# Your objective
Repeat the data exactly. Pictures are not part of the copy.

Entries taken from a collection
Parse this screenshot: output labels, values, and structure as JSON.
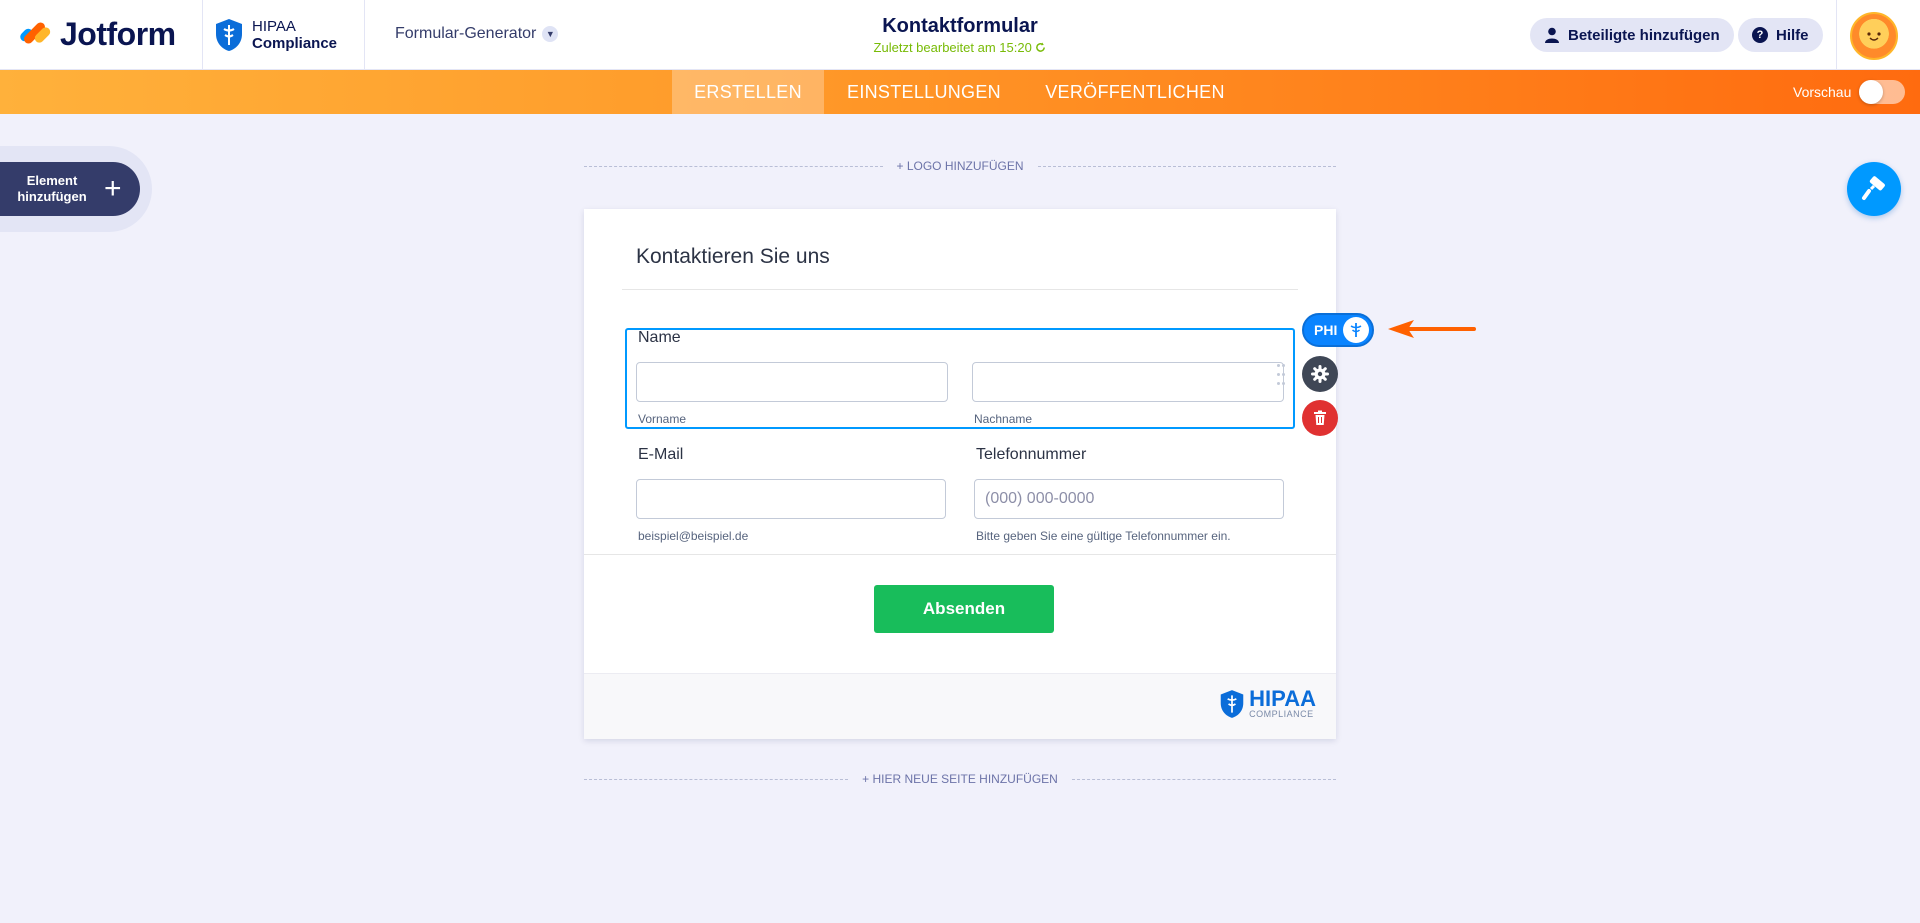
{
  "header": {
    "logo_text": "Jotform",
    "hipaa_line1": "HIPAA",
    "hipaa_line2": "Compliance",
    "builder_menu": "Formular-Generator",
    "form_title": "Kontaktformular",
    "last_edited": "Zuletzt bearbeitet am 15:20",
    "add_participants": "Beteiligte hinzufügen",
    "help": "Hilfe"
  },
  "tabs": {
    "build": "ERSTELLEN",
    "settings": "EINSTELLUNGEN",
    "publish": "VERÖFFENTLICHEN",
    "preview_label": "Vorschau",
    "preview_on": false
  },
  "sidebar": {
    "add_element_line1": "Element",
    "add_element_line2": "hinzufügen",
    "plus": "+"
  },
  "canvas": {
    "add_logo": "+ LOGO HINZUFÜGEN",
    "add_page": "+ HIER NEUE SEITE HINZUFÜGEN"
  },
  "form": {
    "heading": "Kontaktieren Sie uns",
    "name_label": "Name",
    "first_name_value": "",
    "first_name_sub": "Vorname",
    "last_name_value": "",
    "last_name_sub": "Nachname",
    "email_label": "E-Mail",
    "email_value": "",
    "email_sub": "beispiel@beispiel.de",
    "phone_label": "Telefonnummer",
    "phone_value": "",
    "phone_placeholder": "(000) 000-0000",
    "phone_sub": "Bitte geben Sie eine gültige Telefonnummer ein.",
    "submit": "Absenden",
    "footer_badge_big": "HIPAA",
    "footer_badge_small": "COMPLIANCE"
  },
  "field_tools": {
    "phi_label": "PHI"
  },
  "colors": {
    "accent_orange": "#ff6100",
    "accent_blue": "#0099ff",
    "submit_green": "#18bd5b",
    "delete_red": "#e03131",
    "navy": "#0a1551"
  }
}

# Task output
Parse this screenshot: output labels, values, and structure as JSON.
{
  "header": {
    "logo_text": "Jotform",
    "hipaa_line1": "HIPAA",
    "hipaa_line2": "Compliance",
    "builder_menu": "Formular-Generator",
    "form_title": "Kontaktformular",
    "last_edited": "Zuletzt bearbeitet am 15:20",
    "add_participants": "Beteiligte hinzufügen",
    "help": "Hilfe"
  },
  "tabs": {
    "build": "ERSTELLEN",
    "settings": "EINSTELLUNGEN",
    "publish": "VERÖFFENTLICHEN",
    "preview_label": "Vorschau",
    "preview_on": false
  },
  "sidebar": {
    "add_element_line1": "Element",
    "add_element_line2": "hinzufügen",
    "plus": "+"
  },
  "canvas": {
    "add_logo": "+ LOGO HINZUFÜGEN",
    "add_page": "+ HIER NEUE SEITE HINZUFÜGEN"
  },
  "form": {
    "heading": "Kontaktieren Sie uns",
    "name_label": "Name",
    "first_name_value": "",
    "first_name_sub": "Vorname",
    "last_name_value": "",
    "last_name_sub": "Nachname",
    "email_label": "E-Mail",
    "email_value": "",
    "email_sub": "beispiel@beispiel.de",
    "phone_label": "Telefonnummer",
    "phone_value": "",
    "phone_placeholder": "(000) 000-0000",
    "phone_sub": "Bitte geben Sie eine gültige Telefonnummer ein.",
    "submit": "Absenden",
    "footer_badge_big": "HIPAA",
    "footer_badge_small": "COMPLIANCE"
  },
  "field_tools": {
    "phi_label": "PHI"
  },
  "colors": {
    "accent_orange": "#ff6100",
    "accent_blue": "#0099ff",
    "submit_green": "#18bd5b",
    "delete_red": "#e03131",
    "navy": "#0a1551"
  }
}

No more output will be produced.